Billy Slade on right
By Cassandra Geraghty @ayearofsilents
William Sladen, better known as Billy Slade was a British Silent Film actor and Assistant Director who spent the majority of his film career making comedic short films at the Eagle Studios, later Norman Studios, in Jacksonville, FL.
Billy was born in Manchester, U.K. in 1884 and, after a three year stint in the British Army, he found his way to Detroit, Michigan where he decided to try his hand at silent film. He changed his name to Billy Slade and began working for Esperanto Films. His first feature was 1915s five-reel Western “Trail to Sodom”. Unfortunately the film was not successful and after his second film with Esperanto, they went out of business.
For his next venture, Billy formed a Vaudeville show and toured around Michigan and Illinois before settling down in Chicago. He joined Eagle Studios and quickly married his wife, Florence, before heading down to Jacksonville, Florida to begin filming. Jacksonville was a popular film destination at the time as the sunshine and warmer climate (Eagle even had an open air studio) allowed for year round filming.
While at Eagle, Billy starred alongside European comedian Tweedledum (Spanish actor Marcel Perez) in comedy shorts like “Tweedledum Torpedoed By Cupid” and “Some Hero”. The two worked together at Eagle from 1916 to 1918 and later at the Jester Comedy Company, although Marcel’s character was renamed Twede-dan.
While in Jacksonville, Billy also worked with a young Oliver Hardy (of Laurel and Hardy fame) in “The Battle Royal” at the Vim Comedy Film Studios and with comedian Victor Moore at Paramount Pictures in their “Klever Comedies”. During his summers, he would travel to New York City where he filmed with Pathe and the Jester Comedy Company. In the late 1910s, he transitioned from actor to Assistant Director and made three films with the Fay Tincher Comedy Company, a short-lived production company started by comedienne Fay Tincher, an actress who was often compared to Mabel Normand.
Billy’s film career was all but finished by the early 1920s. He spent a short time as a property manager at Fox Films before he decided to leave the industry altogether. He moved to Ann Arbor, Michigan where he had three children and led a relatively quiet life until his death of a heart attack in 1950 at the age of 65.

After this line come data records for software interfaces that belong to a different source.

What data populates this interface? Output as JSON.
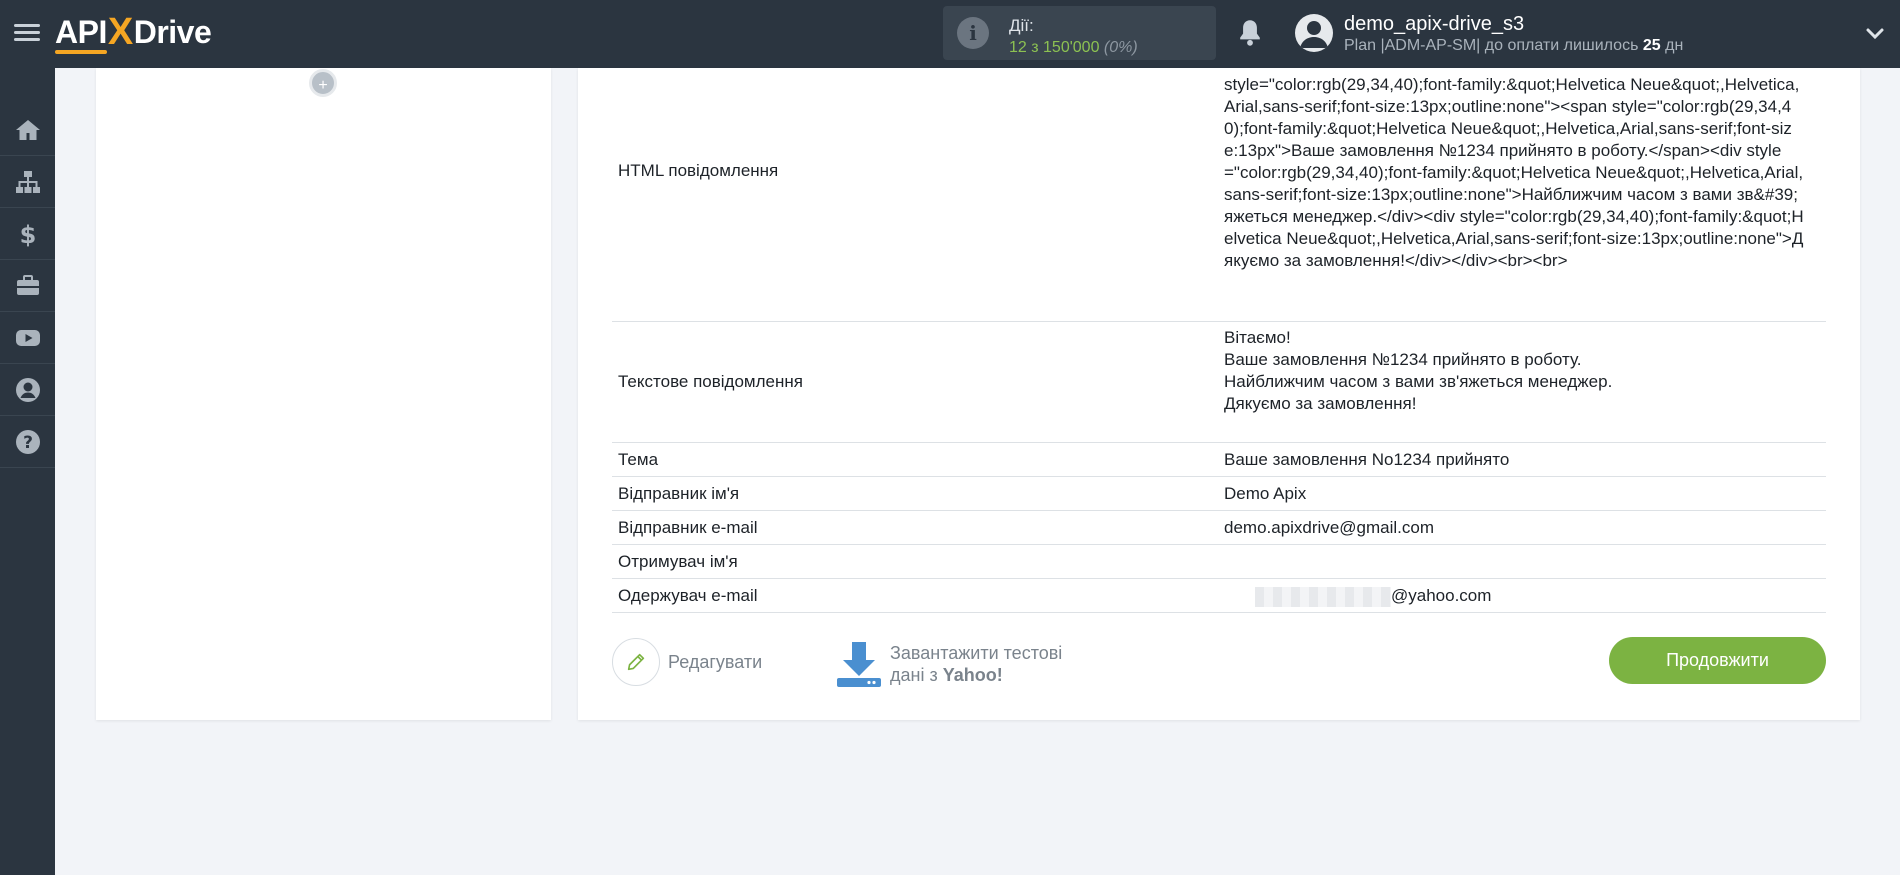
{
  "header": {
    "logo_api": "API",
    "logo_x": "X",
    "logo_drive": "Drive",
    "actions_label": "Дії:",
    "actions_value": "12 з 150'000",
    "actions_percent": "(0%)",
    "user_name": "demo_apix-drive_s3",
    "plan_prefix": "Plan |ADM-AP-SM| до оплати лишилось",
    "plan_days": "25",
    "plan_suffix": "дн"
  },
  "sidebar": {
    "items": [
      {
        "icon": "home-icon"
      },
      {
        "icon": "sitemap-icon"
      },
      {
        "icon": "dollar-icon"
      },
      {
        "icon": "briefcase-icon"
      },
      {
        "icon": "youtube-icon"
      },
      {
        "icon": "user-circle-icon"
      },
      {
        "icon": "help-icon"
      }
    ]
  },
  "fields": [
    {
      "key": "HTML повідомлення",
      "value": "style=\"color:rgb(29,34,40);font-family:&quot;Helvetica Neue&quot;,Helvetica,Arial,sans-serif;font-size:13px;outline:none\"><span style=\"color:rgb(29,34,40);font-family:&quot;Helvetica Neue&quot;,Helvetica,Arial,sans-serif;font-size:13px\">Ваше замовлення №1234 прийнято в роботу.</span><div style=\"color:rgb(29,34,40);font-family:&quot;Helvetica Neue&quot;,Helvetica,Arial,sans-serif;font-size:13px;outline:none\">Найближчим часом з вами зв&#39;яжеться менеджер.</div><div style=\"color:rgb(29,34,40);font-family:&quot;Helvetica Neue&quot;,Helvetica,Arial,sans-serif;font-size:13px;outline:none\">Дякуємо за замовлення!</div></div><br><br>"
    },
    {
      "key": "Текстове повідомлення",
      "value": "Вітаємо!\nВаше замовлення №1234 прийнято в роботу.\nНайближчим часом з вами зв'яжеться менеджер.\nДякуємо за замовлення!"
    },
    {
      "key": "Тема",
      "value": "Ваше замовлення No1234 прийнято"
    },
    {
      "key": "Відправник ім'я",
      "value": "Demo Apix"
    },
    {
      "key": "Відправник e-mail",
      "value": "demo.apixdrive@gmail.com"
    },
    {
      "key": "Отримувач ім'я",
      "value": ""
    },
    {
      "key": "Одержувач e-mail",
      "value": "@yahoo.com"
    }
  ],
  "buttons": {
    "edit_label": "Редагувати",
    "download_line1": "Завантажити тестові",
    "download_line2_prefix": "дані з",
    "download_line2_bold": "Yahoo!",
    "continue_label": "Продовжити",
    "add_label": "+"
  },
  "colors": {
    "topbar": "#2b3540",
    "accent_green": "#7cb342",
    "logo_orange": "#f5a623",
    "download_blue": "#4a8fd0"
  }
}
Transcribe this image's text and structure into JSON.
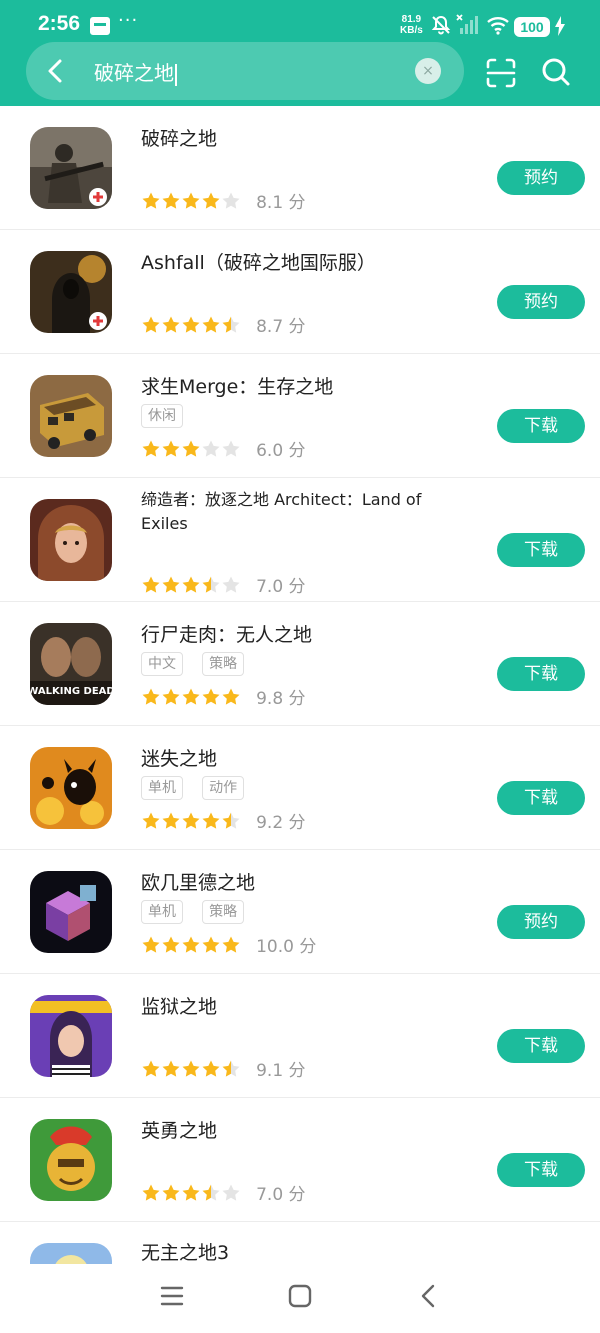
{
  "status_bar": {
    "time": "2:56",
    "more": "···",
    "speed_value": "81.9",
    "speed_unit": "KB/s",
    "battery": "100"
  },
  "search": {
    "query": "破碎之地",
    "clear_symbol": "×"
  },
  "colors": {
    "brand": "#1cbc9c",
    "star": "#f9b81b",
    "star_empty": "#e4e4e4"
  },
  "apps": [
    {
      "name": "破碎之地",
      "tags": [],
      "rating": 4,
      "score": "8.1 分",
      "action": "预约",
      "icon": "soldier-rifle-icon"
    },
    {
      "name": "Ashfall（破碎之地国际服）",
      "tags": [],
      "rating": 4.5,
      "score": "8.7 分",
      "action": "预约",
      "icon": "hooded-survivor-icon"
    },
    {
      "name": "求生Merge：生存之地",
      "tags": [
        "休闲"
      ],
      "rating": 3,
      "score": "6.0 分",
      "action": "下载",
      "icon": "armored-bus-icon"
    },
    {
      "name": "缔造者：放逐之地 Architect：Land of Exiles",
      "tags": [],
      "rating": 3.5,
      "score": "7.0 分",
      "action": "下载",
      "icon": "hooded-heroine-icon"
    },
    {
      "name": "行尸走肉：无人之地",
      "tags": [
        "中文",
        "策略"
      ],
      "rating": 5,
      "score": "9.8 分",
      "action": "下载",
      "icon": "walking-dead-icon"
    },
    {
      "name": "迷失之地",
      "tags": [
        "单机",
        "动作"
      ],
      "rating": 4.5,
      "score": "9.2 分",
      "action": "下载",
      "icon": "shadow-creature-icon"
    },
    {
      "name": "欧几里德之地",
      "tags": [
        "单机",
        "策略"
      ],
      "rating": 5,
      "score": "10.0 分",
      "action": "预约",
      "icon": "cube-icon"
    },
    {
      "name": "监狱之地",
      "tags": [],
      "rating": 4.5,
      "score": "9.1 分",
      "action": "下载",
      "icon": "prisoner-girl-icon"
    },
    {
      "name": "英勇之地",
      "tags": [],
      "rating": 3.5,
      "score": "7.0 分",
      "action": "下载",
      "icon": "spartan-helmet-icon"
    },
    {
      "name": "无主之地3",
      "tags": [],
      "rating": 0,
      "score": "",
      "action": "",
      "icon": "game-icon"
    }
  ],
  "walking_dead_logo": "WALKING DEAD"
}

During his short film career, lasting less than 10 years, Billy Slade not only worked with some of the up-and-coming comedic greats but also with other notable actors like Pearl White, Evelyn Nesbit, Virginia Pearson and Madge Kennedy. Thankfully his son, James Snaden wrote a brief biography of his father before he passed in 2018 so we are able to learn about this interesting man who otherwise may have been lost in the crowd.